Exercise:
What is needed is a copy of each line in the listing that contains "icon".

The data:
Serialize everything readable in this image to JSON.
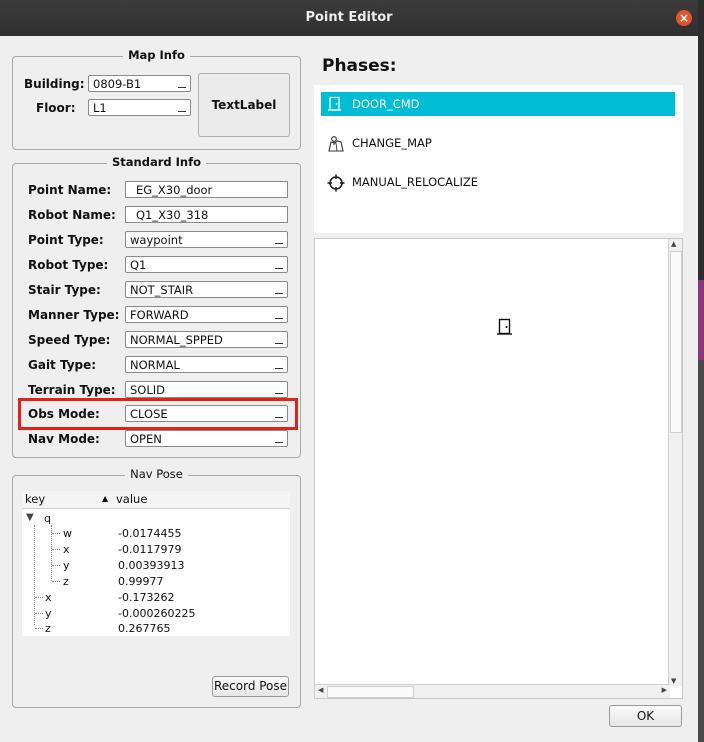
{
  "window": {
    "title": "Point Editor"
  },
  "map_info": {
    "title": "Map Info",
    "building_label": "Building:",
    "building_value": "0809-B1",
    "floor_label": "Floor:",
    "floor_value": "L1",
    "text_label": "TextLabel"
  },
  "standard_info": {
    "title": "Standard Info",
    "point_name_label": "Point Name:",
    "point_name_value": "EG_X30_door",
    "robot_name_label": "Robot Name:",
    "robot_name_value": "Q1_X30_318",
    "point_type_label": "Point Type:",
    "point_type_value": "waypoint",
    "robot_type_label": "Robot Type:",
    "robot_type_value": "Q1",
    "stair_type_label": "Stair Type:",
    "stair_type_value": "NOT_STAIR",
    "manner_type_label": "Manner Type:",
    "manner_type_value": "FORWARD",
    "speed_type_label": "Speed Type:",
    "speed_type_value": "NORMAL_SPPED",
    "gait_type_label": "Gait Type:",
    "gait_type_value": "NORMAL",
    "terrain_type_label": "Terrain Type:",
    "terrain_type_value": "SOLID",
    "obs_mode_label": "Obs Mode:",
    "obs_mode_value": "CLOSE",
    "nav_mode_label": "Nav Mode:",
    "nav_mode_value": "OPEN"
  },
  "nav_pose": {
    "title": "Nav Pose",
    "col_key": "key",
    "col_value": "value",
    "rows": [
      {
        "key": "q",
        "value": ""
      },
      {
        "key": "w",
        "value": "-0.0174455"
      },
      {
        "key": "x",
        "value": "-0.0117979"
      },
      {
        "key": "y",
        "value": "0.00393913"
      },
      {
        "key": "z",
        "value": "0.99977"
      },
      {
        "key": "x",
        "value": "-0.173262"
      },
      {
        "key": "y",
        "value": "-0.000260225"
      },
      {
        "key": "z",
        "value": "0.267765"
      }
    ],
    "record_button": "Record Pose"
  },
  "phases": {
    "title": "Phases:",
    "items": [
      {
        "label": "DOOR_CMD",
        "icon": "door-icon",
        "selected": true
      },
      {
        "label": "CHANGE_MAP",
        "icon": "map-icon",
        "selected": false
      },
      {
        "label": "MANUAL_RELOCALIZE",
        "icon": "crosshair-icon",
        "selected": false
      }
    ]
  },
  "canvas": {
    "icon": "door-icon"
  },
  "footer": {
    "ok_button": "OK"
  },
  "colors": {
    "selection": "#00bcd4",
    "highlight_box": "#e3211b",
    "close_button": "#e0542e"
  }
}
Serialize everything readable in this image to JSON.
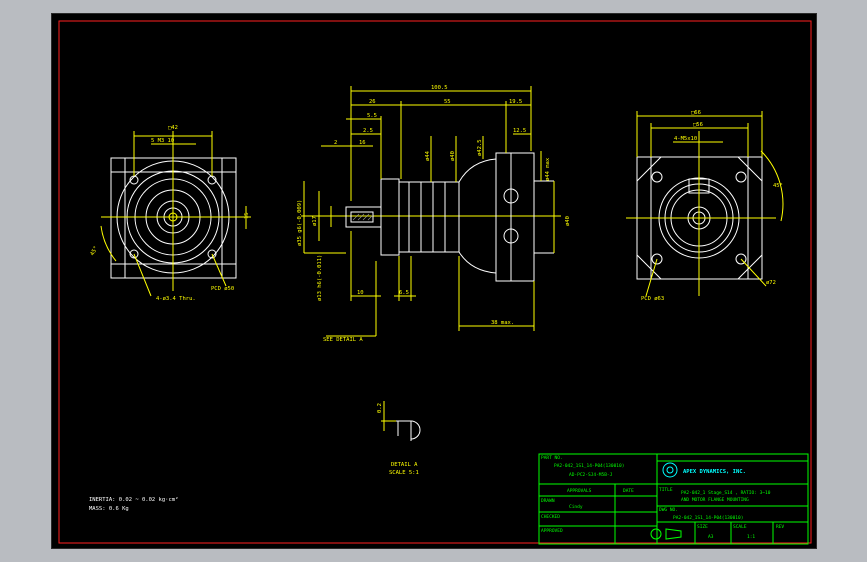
{
  "colors": {
    "background": "#b9bcc1",
    "sheet": "#000000",
    "border": "#ff2020",
    "dimension": "#ffff00",
    "geometry": "#ffffff",
    "titleblock": "#00ff00",
    "title_text": "#00ffff"
  },
  "left_view": {
    "square_dim": "□42",
    "thread_note": "5 M3 10",
    "side_dim": "15",
    "angle": "45°",
    "holes_note": "4-ø3.4 Thru.",
    "pcd_note": "PCD ø50"
  },
  "front_view": {
    "overall_length": "100.5",
    "d1": "26",
    "d2": "55",
    "d3": "19.5",
    "d4": "5.5",
    "d5": "2.5",
    "d6": "2",
    "d7": "16",
    "d8": "12.5",
    "dia1": "ø44",
    "dia2": "ø40",
    "dia3": "ø42.5",
    "dia4": "ø44 max",
    "dia5": "ø40",
    "shaft_note1": "ø35 g6(-0.009)",
    "shaft_note2": "ø17",
    "shaft_note3": "ø13 h6(-0.011)",
    "dim_len1": "10",
    "dim_len2": "6.5",
    "dim_len3": "38 max.",
    "see_detail": "SEE DETAIL A"
  },
  "right_view": {
    "square_dim": "□66",
    "inner_dim": "□56",
    "holes_note": "4-M5x10",
    "angle": "45°",
    "pcd_note": "PCD ø63",
    "dia": "ø72"
  },
  "detail": {
    "dim": "0.2",
    "label": "DETAIL A",
    "scale": "SCALE 5:1"
  },
  "notes": {
    "inertia": "INERTIA: 0.02 ~ 0.02 kg·cm²",
    "mass": "MASS: 0.6  Kg"
  },
  "title_block": {
    "part_no_label": "PART NO.",
    "part_no_1": "PA2-042_1S1_14-P04(130010)",
    "part_no_2": "AD-PC2-SJ4-M5B-J",
    "company": "APEX DYNAMICS, INC.",
    "approvals_label": "APPROVALS",
    "date_label": "DATE",
    "title_label": "TITLE",
    "title_1": "PA2-042_1 Stage_S14 , RATIO: 3~10",
    "title_2": "AND MOTOR FLANGE MOUNTING",
    "drawn_label": "DRAWN",
    "drawn_value": "Cindy",
    "checked_label": "CHECKED",
    "dwg_no_label": "DWG NO.",
    "dwg_no_value": "PA2-042_1S1_14-P04(130010)",
    "approved_label": "APPROVED",
    "size_label": "SIZE",
    "size_value": "A3",
    "scale_label": "SCALE",
    "scale_value": "1:1",
    "rev_label": "REV"
  }
}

Your response:
        "icon": "door-icon",
        "icon": "map-icon",
        "icon": "crosshair-icon",
    "icon": "door-icon"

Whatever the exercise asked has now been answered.